"If the planes hit later in the day, it would have killed all three of us," she said in an interview.
Five years after the attacks, Lutnick hopes that if she shares her experience with others, it can help to keep Sept. 11 fresh in the American consciousness. She plans to deliver an oral history of her experience as part of the National 9/11/01 Civic Education Program, an initiative that could help shape the ways in which high schools around the country teach about the terror attacks.
The program is organized by World Trade Center United Family Group, a New Jersey-based organization of September 11th families, survivors and rescue workers, as well as educators from Taft Institute for Government at New York's Queens College, and the ACE INA Foundation, the philanthropic arm of ACE INA, an insurance provider.
These groups plan to distribute lesson plans and a documentary-style DVD -- complete with interviews with rescue workers, eyewitnesses, elected officials, survivors and everyday people like Lutnick, who lost loved ones in the attacks.
"If opening up as part of this program will make future generations understand what happened on that day -- on a real level -- I'm willing to do that," she said.
At a press conference held last month at the National Constitution Center, WTC United executive director Anthony Gardner said the group expects to launch its educational program in September of 2007.
High school students "are inheriting this war on terrorism," said Gardner, who lost his brother Harvey during the New York attacks. "They must be informed citizens and preserve the memory of the event."
Gardner noted that the Sept. 11 lesson plans will be modeled after existing Holocaust education, where firsthand accounts and survivor testimonials are used to engage and educate.
"Holocaust survivors are unwilling to have events forgotten -- we, too, are unwilling to have these events forgotten," stated Lutnick.
Program organizers believe that the attacks have started to dim from public consciousness, and frequently point to a Washington Post poll released in August that found that 30 percent of Americans do not know what year the attacks occurred.

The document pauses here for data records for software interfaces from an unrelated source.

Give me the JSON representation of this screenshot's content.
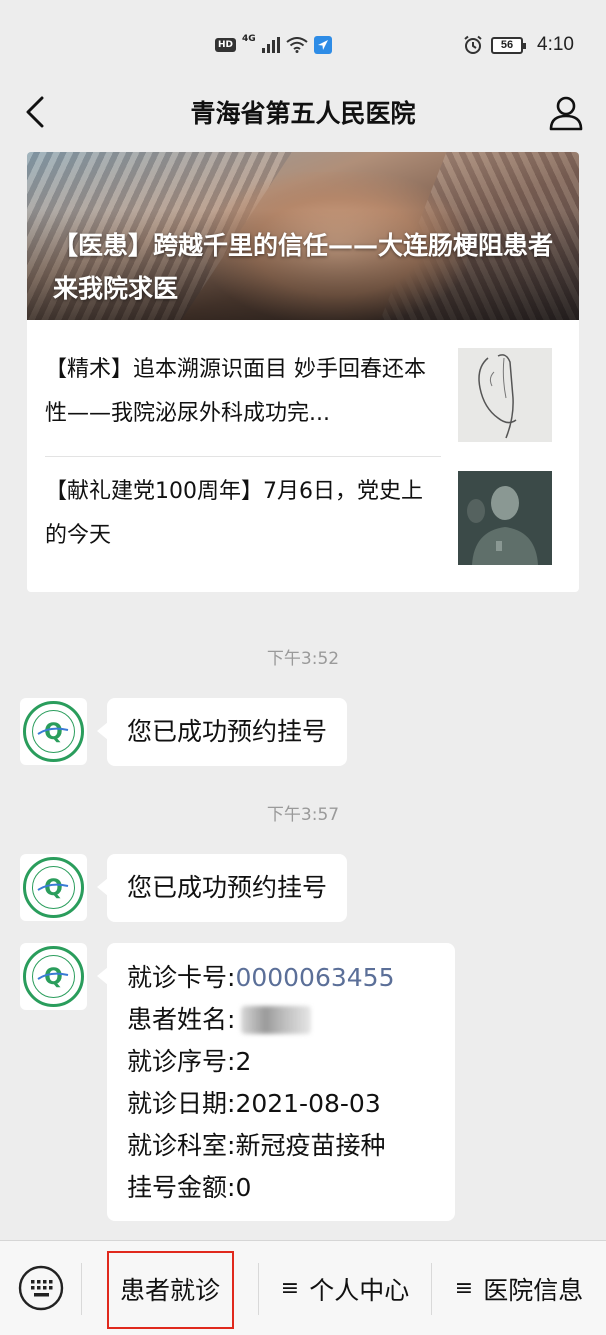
{
  "status_bar": {
    "hd": "HD",
    "network": "4G",
    "battery": "56",
    "time": "4:10"
  },
  "header": {
    "title": "青海省第五人民医院"
  },
  "news": {
    "hero_title": "【医患】跨越千里的信任——大连肠梗阻患者来我院求医",
    "items": [
      {
        "title": "【精术】追本溯源识面目 妙手回春还本性——我院泌尿外科成功完..."
      },
      {
        "title": "【献礼建党100周年】7月6日，党史上的今天"
      }
    ]
  },
  "chat": {
    "timestamps": [
      "下午3:52",
      "下午3:57"
    ],
    "messages": [
      {
        "text": "您已成功预约挂号"
      },
      {
        "text": "您已成功预约挂号"
      }
    ],
    "appointment": {
      "card_label": "就诊卡号: ",
      "card_value": "0000063455",
      "name_label": "患者姓名:",
      "seq_label": "就诊序号: ",
      "seq_value": "2",
      "date_label": "就诊日期: ",
      "date_value": "2021-08-03",
      "dept_label": "就诊科室: ",
      "dept_value": "新冠疫苗接种",
      "fee_label": "挂号金额: ",
      "fee_value": "0"
    }
  },
  "bottom_menu": {
    "items": [
      {
        "label": "患者就诊"
      },
      {
        "label": "个人中心"
      },
      {
        "label": "医院信息"
      }
    ],
    "menu_glyph": "≡"
  },
  "colors": {
    "background": "#ededed",
    "link": "#5b6f98",
    "highlight": "#e0291d",
    "logo_green": "#2a9d5c"
  }
}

"That's a pretty frightening statistic," stated Gardner. "We must combat that -- and keep the memory alive."